====== Working data ======
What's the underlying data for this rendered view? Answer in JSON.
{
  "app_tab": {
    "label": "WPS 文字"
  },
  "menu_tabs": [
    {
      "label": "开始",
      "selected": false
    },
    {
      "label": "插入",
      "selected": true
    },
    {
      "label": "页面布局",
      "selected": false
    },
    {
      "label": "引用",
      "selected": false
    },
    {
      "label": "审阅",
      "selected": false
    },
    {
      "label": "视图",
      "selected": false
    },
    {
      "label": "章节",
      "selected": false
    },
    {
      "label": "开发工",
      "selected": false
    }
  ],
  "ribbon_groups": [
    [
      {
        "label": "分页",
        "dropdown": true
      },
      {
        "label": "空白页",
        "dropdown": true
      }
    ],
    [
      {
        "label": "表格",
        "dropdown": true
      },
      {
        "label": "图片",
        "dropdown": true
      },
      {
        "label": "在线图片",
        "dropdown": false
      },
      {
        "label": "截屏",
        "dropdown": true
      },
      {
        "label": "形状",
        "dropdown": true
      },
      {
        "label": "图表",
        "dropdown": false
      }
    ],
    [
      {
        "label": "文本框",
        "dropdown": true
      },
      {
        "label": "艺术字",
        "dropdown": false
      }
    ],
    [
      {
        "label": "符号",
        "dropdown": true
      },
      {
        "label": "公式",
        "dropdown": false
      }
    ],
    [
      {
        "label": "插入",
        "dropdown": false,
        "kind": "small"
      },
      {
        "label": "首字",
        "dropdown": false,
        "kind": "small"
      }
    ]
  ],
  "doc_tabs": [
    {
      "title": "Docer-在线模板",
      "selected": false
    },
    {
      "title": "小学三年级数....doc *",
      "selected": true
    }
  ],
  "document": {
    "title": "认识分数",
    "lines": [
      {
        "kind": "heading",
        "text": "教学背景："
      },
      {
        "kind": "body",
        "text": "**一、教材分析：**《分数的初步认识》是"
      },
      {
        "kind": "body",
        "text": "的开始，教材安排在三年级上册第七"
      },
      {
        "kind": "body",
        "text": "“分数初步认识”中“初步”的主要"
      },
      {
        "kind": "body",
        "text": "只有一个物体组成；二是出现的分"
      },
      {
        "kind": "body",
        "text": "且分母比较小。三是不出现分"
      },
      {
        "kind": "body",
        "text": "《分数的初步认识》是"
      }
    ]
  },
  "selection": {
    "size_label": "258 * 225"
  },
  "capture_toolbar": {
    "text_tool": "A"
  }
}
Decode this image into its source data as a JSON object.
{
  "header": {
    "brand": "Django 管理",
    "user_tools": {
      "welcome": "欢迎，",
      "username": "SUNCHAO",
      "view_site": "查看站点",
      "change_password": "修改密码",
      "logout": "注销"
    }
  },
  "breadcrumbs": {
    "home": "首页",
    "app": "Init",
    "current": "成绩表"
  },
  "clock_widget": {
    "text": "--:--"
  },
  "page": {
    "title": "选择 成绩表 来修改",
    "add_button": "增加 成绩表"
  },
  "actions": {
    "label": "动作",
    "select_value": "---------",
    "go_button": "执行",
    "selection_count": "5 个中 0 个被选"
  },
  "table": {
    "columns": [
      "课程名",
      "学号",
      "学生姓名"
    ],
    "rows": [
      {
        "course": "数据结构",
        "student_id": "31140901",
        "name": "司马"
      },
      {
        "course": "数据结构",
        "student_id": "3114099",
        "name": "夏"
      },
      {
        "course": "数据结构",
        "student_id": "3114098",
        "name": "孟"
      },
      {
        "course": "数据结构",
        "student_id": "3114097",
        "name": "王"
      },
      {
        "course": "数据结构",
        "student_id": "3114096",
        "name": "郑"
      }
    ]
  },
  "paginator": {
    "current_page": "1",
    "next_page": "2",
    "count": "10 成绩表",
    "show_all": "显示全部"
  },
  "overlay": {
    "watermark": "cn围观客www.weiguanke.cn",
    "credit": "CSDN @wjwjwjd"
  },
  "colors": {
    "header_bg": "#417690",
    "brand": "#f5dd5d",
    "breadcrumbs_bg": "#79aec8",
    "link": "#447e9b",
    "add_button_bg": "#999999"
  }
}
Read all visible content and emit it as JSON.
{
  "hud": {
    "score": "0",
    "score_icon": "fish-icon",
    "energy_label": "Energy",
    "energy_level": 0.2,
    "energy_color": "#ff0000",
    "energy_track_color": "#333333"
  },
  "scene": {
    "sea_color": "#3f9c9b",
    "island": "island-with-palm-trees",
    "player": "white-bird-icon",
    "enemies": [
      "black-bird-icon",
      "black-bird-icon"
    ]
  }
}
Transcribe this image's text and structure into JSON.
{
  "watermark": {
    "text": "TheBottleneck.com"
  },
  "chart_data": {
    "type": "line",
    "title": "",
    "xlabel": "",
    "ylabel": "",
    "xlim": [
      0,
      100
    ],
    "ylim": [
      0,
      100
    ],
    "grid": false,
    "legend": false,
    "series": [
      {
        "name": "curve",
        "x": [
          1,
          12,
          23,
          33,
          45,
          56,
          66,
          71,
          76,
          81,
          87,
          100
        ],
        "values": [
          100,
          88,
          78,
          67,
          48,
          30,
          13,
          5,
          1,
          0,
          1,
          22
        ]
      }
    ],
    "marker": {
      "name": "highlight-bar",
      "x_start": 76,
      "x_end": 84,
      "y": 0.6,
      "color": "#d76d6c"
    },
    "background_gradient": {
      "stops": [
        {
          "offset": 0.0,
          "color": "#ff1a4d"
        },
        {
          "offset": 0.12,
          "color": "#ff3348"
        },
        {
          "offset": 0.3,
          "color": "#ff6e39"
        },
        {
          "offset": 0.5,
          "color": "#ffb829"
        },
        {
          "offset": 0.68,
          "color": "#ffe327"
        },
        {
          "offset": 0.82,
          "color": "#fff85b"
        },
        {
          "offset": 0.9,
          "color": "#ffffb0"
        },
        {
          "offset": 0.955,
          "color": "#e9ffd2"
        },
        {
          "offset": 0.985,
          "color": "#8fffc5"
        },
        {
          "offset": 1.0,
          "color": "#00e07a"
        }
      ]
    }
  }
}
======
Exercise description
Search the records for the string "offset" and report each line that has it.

Reply
          "offset": 0.0,
          "offset": 0.12,
          "offset": 0.3,
          "offset": 0.5,
          "offset": 0.68,
          "offset": 0.82,
          "offset": 0.9,
          "offset": 0.955,
          "offset": 0.985,
          "offset": 1.0,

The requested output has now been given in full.